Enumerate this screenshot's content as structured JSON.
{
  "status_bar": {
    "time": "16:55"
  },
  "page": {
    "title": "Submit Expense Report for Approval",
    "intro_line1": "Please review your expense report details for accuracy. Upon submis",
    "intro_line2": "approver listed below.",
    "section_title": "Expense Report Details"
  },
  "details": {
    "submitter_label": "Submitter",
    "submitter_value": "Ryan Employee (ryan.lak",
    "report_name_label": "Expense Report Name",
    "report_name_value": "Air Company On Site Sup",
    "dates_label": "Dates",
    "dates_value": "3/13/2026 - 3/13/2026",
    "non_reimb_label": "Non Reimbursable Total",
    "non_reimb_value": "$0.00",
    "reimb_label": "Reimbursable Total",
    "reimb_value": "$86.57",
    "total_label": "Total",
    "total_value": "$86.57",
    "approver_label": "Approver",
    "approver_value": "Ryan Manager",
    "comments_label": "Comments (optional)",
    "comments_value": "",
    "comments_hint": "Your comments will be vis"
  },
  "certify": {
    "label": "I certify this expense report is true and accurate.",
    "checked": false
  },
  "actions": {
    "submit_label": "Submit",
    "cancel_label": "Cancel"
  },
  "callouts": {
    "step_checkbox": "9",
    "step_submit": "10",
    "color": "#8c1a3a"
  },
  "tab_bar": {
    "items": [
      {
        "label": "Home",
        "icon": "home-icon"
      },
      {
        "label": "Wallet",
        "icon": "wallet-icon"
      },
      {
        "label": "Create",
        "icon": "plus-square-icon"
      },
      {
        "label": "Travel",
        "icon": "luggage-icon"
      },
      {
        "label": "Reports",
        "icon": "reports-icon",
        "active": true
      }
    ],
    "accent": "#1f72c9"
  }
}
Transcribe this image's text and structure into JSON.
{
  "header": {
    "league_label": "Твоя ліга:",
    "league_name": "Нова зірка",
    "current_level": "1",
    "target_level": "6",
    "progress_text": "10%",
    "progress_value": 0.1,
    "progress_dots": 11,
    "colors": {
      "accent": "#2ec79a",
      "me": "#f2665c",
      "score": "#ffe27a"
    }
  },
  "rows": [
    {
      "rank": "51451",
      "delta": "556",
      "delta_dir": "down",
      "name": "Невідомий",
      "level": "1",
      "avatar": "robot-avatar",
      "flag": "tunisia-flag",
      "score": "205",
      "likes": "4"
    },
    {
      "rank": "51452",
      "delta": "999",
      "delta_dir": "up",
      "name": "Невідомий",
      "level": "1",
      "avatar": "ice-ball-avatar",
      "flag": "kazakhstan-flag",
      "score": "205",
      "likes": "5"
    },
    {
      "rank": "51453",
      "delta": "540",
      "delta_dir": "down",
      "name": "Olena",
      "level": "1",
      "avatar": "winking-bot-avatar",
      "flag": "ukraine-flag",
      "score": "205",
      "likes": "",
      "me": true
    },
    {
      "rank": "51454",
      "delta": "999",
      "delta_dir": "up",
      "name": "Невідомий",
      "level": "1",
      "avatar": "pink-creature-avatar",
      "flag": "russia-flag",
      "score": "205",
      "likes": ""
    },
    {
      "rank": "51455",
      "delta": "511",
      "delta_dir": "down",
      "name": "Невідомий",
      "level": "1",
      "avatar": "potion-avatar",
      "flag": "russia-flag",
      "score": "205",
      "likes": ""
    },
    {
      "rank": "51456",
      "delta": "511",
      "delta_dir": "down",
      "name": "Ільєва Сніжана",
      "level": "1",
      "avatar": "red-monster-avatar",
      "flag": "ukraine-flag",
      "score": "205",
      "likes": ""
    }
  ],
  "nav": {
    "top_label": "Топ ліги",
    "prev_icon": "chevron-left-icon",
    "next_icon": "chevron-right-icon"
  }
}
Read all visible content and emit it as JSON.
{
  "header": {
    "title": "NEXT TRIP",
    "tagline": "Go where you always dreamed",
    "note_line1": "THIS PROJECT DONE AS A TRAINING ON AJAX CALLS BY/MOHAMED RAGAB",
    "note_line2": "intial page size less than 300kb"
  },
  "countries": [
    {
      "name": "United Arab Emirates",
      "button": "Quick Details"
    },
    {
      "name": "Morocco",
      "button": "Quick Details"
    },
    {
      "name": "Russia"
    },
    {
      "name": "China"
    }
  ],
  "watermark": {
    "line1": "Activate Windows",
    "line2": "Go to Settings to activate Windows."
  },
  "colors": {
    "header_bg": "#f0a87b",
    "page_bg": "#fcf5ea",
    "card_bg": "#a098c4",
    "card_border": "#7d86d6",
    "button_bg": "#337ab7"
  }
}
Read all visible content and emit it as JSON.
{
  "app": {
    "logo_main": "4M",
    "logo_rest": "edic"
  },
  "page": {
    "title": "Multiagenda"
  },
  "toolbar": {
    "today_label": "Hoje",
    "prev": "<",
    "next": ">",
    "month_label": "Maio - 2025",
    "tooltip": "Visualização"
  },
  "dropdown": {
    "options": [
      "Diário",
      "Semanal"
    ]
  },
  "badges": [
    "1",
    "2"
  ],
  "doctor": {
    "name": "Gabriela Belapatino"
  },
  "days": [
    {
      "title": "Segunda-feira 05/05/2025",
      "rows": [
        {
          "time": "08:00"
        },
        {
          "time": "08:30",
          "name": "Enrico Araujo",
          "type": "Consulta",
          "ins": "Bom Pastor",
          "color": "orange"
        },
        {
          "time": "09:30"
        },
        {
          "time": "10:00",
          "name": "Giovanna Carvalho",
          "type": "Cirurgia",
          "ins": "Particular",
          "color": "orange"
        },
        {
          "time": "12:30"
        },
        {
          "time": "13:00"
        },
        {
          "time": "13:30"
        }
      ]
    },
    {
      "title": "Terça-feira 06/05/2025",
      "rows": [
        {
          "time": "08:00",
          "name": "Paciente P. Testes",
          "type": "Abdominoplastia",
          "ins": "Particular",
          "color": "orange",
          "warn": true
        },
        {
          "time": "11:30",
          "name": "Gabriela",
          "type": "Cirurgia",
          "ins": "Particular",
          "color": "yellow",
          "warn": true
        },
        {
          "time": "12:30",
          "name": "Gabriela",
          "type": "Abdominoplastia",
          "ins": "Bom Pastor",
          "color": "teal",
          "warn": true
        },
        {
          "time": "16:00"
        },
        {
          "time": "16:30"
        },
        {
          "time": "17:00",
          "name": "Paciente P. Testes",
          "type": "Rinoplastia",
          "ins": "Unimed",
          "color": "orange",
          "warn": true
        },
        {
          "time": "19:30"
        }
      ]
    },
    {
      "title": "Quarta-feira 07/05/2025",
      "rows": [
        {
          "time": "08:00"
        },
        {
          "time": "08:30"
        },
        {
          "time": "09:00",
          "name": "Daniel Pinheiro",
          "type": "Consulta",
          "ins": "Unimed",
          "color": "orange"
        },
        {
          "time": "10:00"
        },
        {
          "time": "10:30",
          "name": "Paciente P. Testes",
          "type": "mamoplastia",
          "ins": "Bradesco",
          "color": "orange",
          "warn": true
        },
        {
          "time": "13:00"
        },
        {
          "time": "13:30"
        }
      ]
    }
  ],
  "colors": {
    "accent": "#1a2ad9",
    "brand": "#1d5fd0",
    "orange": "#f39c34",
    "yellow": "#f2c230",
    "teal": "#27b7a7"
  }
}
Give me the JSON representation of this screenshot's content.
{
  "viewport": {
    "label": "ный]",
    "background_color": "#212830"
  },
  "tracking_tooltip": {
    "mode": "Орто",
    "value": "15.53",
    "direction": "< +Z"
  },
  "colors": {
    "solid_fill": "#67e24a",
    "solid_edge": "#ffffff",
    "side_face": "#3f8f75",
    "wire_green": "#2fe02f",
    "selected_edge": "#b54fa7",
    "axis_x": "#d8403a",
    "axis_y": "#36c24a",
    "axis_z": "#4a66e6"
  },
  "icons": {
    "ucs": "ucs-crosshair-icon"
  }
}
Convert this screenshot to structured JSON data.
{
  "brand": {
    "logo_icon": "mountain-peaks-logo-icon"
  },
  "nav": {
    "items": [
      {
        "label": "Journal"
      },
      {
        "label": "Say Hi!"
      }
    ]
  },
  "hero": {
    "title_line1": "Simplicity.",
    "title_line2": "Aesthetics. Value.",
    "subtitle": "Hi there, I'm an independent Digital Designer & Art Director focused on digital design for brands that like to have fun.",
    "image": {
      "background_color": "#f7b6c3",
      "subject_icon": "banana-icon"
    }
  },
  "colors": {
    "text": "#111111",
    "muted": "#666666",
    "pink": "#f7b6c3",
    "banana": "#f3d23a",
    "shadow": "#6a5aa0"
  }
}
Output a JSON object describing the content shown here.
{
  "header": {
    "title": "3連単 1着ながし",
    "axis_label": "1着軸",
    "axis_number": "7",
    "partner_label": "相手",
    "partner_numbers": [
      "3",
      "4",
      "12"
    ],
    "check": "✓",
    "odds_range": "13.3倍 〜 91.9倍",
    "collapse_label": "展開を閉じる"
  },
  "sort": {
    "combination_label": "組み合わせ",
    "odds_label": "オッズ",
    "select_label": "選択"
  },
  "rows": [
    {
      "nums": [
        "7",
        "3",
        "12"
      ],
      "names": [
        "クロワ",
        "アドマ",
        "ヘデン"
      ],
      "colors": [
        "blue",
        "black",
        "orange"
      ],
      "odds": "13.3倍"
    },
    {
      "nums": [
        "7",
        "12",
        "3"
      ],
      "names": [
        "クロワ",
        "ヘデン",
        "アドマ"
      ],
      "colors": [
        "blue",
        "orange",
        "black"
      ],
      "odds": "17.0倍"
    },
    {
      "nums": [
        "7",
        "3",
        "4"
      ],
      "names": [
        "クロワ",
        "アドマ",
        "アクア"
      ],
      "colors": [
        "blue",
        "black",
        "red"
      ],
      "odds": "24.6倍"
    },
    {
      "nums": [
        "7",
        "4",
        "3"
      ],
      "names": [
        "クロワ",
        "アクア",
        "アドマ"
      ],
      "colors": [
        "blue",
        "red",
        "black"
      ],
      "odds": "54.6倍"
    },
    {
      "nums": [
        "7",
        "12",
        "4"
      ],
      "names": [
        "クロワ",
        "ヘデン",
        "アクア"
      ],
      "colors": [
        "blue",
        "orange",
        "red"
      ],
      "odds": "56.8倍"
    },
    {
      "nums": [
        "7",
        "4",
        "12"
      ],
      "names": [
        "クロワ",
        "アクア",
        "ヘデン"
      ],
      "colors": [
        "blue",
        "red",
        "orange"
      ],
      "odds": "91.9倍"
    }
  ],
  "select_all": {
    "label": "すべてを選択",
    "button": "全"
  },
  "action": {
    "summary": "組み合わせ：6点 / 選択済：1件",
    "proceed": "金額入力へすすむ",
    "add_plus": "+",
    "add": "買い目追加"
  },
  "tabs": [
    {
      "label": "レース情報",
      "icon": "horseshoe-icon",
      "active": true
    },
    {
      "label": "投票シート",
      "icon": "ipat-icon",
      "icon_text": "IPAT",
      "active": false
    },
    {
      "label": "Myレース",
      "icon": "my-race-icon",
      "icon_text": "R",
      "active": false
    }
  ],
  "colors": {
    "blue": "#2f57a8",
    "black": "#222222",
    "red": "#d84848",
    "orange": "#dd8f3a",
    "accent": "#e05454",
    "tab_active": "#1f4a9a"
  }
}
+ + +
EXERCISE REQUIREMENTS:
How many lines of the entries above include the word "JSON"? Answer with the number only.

THE ANSWER:
7